What we did and why: We conducted a scoping review, searching three databases (PubMed, Google Scholar, and Web of Science) for studies that measured livability. We look at whether they also assessed its measurement properties. Properties such as reliability (the consistency of a measure, or if a tool can measure something in a reproducible manner) and validity (the accuracy of a measure, or its ability to measure what was intended). We assessed how livability is measured to inform the strengthening and standardizing of measurement across sectors.
What our study adds: Studies have been carried out across the globe, with several cross-country analyses or comparisons of global cities. Most studies conducted were in an urban context. There was little consensus across studies on livability definitions. However, measure domains and indicators overlapped significantly. Most studies reported high levels of reliability and found that livability was correlated with similar measures (e.g. place satisfaction, neighborhood safety, and sense of place) and self-reported health and wellbeing.
Implications for city policy and practice: Urban policymakers are increasingly convening around the shared goal of improving livability, in an effort to collaborate more efficiently and effectively across sectors. With this scoping review we cut through the noise of academic jargon. We break down essential components of measurement science as they apply to the complex, multidimensional concept of livability with the ultimate goal of reframing livability measurement to center the everyday lives of existing residents, amplifying their priorities for future urban policies.
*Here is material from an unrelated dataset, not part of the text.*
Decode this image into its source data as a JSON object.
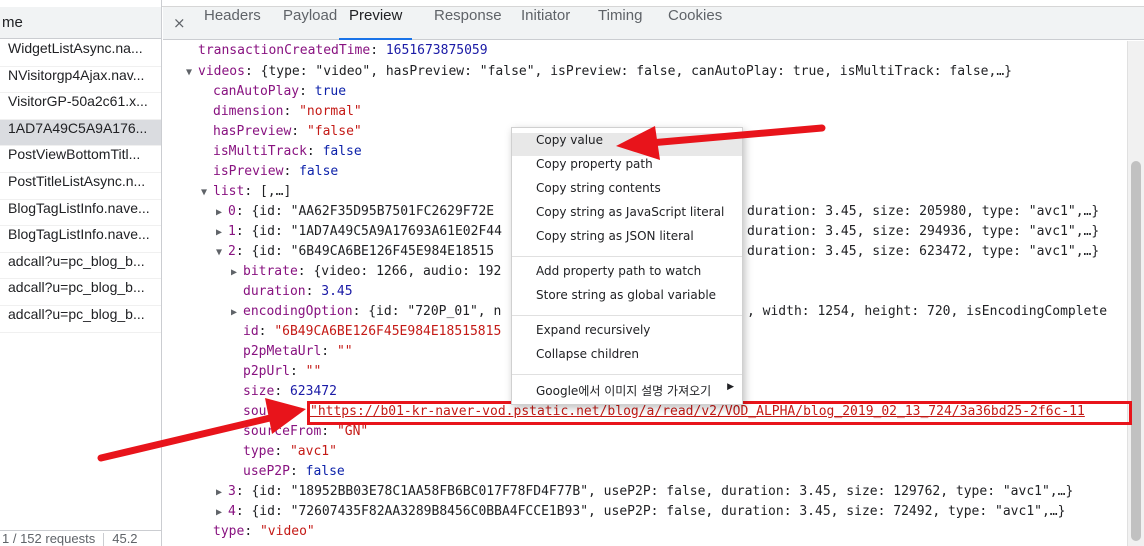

Full research article: Investigating the measurement properties of livability: a scoping review by Nishita Dsouza, Amy Carroll-Scott, Usama Bilal, Irene E. Headen, Rodrigo Reis & Ana P. Martinez-Donate